These passages on cosmopolitan law show that occasionally Byrd and Hruschka offer not just a commentary but a vital contribution to ongoing debates, based on a profound knowledge of the overall system of Kant's legal philosophy -- a knowledge that, in this last case, is so often missing in those who just look at the third definitive article on hospitality in Perpetual Peace and are inclined to make far-reaching guesses about the content of this article and the scope of cosmopolitan right.

My criticism of this book is marginal. I would have liked the authors to consider relevant secondary literature more, for instance the work of Pauline Kleingeld. I do not assume that Kant makes the 'presumption of badness' (the translation of the Latin original runs: 'Everyone is presumed to be evil until he provides security for the opposite', Doctrine of Right, §42, cf. pp. 190-3). In §44, Kant discards all anthropological assumptions to justify coercion in a juridical state and claims that it is the mere fact of co-existence, of possible mutual interaction and of each person's private judgement 'to do what seems right and good', which justifies the exeundum-principle.

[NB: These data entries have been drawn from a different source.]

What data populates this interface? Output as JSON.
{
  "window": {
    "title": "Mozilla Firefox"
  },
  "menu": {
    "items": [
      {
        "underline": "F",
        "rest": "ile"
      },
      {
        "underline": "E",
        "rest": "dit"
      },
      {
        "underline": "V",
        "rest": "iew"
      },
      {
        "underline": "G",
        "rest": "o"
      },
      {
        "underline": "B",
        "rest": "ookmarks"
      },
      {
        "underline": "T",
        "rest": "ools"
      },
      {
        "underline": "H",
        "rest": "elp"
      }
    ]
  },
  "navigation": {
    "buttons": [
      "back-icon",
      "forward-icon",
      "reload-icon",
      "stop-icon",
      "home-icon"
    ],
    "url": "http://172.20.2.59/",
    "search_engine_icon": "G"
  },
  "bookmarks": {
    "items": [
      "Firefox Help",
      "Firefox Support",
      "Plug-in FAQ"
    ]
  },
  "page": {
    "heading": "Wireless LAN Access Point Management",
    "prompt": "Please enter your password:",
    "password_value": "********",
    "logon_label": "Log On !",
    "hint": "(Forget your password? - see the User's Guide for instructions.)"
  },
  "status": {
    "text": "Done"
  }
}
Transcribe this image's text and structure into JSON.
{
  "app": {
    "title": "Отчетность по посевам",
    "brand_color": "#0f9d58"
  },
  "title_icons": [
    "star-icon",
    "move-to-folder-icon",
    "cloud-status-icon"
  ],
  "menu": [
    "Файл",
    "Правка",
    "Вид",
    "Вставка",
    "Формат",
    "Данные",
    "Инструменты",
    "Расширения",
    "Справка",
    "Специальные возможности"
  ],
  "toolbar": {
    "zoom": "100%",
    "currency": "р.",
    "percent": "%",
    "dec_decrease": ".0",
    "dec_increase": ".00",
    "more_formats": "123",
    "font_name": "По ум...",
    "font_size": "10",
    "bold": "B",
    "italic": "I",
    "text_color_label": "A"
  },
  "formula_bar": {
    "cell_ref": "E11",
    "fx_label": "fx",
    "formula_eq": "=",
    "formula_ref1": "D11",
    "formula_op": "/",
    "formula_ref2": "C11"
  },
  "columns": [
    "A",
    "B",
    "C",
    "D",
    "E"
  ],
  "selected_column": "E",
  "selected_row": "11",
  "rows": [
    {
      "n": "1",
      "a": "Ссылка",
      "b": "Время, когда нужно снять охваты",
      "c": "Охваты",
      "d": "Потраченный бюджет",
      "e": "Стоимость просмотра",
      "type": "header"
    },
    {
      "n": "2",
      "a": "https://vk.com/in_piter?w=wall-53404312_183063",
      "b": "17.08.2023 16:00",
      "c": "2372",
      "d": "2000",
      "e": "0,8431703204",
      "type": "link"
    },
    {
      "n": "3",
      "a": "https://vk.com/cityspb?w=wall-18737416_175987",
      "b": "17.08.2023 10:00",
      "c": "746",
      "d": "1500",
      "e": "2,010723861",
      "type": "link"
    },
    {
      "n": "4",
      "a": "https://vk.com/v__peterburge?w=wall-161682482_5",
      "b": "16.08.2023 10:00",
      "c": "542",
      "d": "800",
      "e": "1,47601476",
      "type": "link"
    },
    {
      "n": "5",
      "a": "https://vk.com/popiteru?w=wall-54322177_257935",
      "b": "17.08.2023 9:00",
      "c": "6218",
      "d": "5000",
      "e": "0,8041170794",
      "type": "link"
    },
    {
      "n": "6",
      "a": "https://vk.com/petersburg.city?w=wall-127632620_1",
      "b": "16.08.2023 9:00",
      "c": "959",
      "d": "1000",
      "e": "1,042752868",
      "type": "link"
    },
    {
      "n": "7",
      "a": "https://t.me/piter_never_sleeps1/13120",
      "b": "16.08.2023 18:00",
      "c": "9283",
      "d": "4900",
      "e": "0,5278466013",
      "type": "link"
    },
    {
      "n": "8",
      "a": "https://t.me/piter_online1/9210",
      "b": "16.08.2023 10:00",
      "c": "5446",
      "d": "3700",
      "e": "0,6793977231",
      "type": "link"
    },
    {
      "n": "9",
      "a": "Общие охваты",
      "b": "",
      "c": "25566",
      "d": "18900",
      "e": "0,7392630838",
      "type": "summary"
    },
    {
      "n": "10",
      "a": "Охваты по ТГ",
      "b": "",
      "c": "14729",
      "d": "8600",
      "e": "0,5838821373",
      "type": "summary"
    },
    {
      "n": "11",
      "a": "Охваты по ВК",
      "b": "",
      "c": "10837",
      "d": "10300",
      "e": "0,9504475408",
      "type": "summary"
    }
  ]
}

This approach is in agreement with Kant's methodology of a completely isolated metaphysics of morals (without theological, anthropological, etc. elements). The discussion of Kant's arguments in favour of the death penalty is too brief (the principle of equality leads to the law of retribution, which in turn dictates the death penalty for murder, cf. pp. 273-5). It is not at all clear that a state can wage war to coerce its neighbours to enter a juridical state, though a half-sentence suggests just that (cf. Doctrine of Right, §55, beginning).

All this said, the overall achievement of Byrd and Hruschka is outstanding. They really tried hard to make sense of Kant: 'If his theory seemed self-contradictory or nonsensical, impenetrable or simply confused, we assumed it was our problem, and not Kant's' (p. 9). They succeed, and find hidden treasures. The Doctrine of Right, they suggest, is the work of a genius, and we might have just begun to understand this book, especially since the first Critique could provide a key to a fuller understanding (cf. p. 13). Who is up to this task?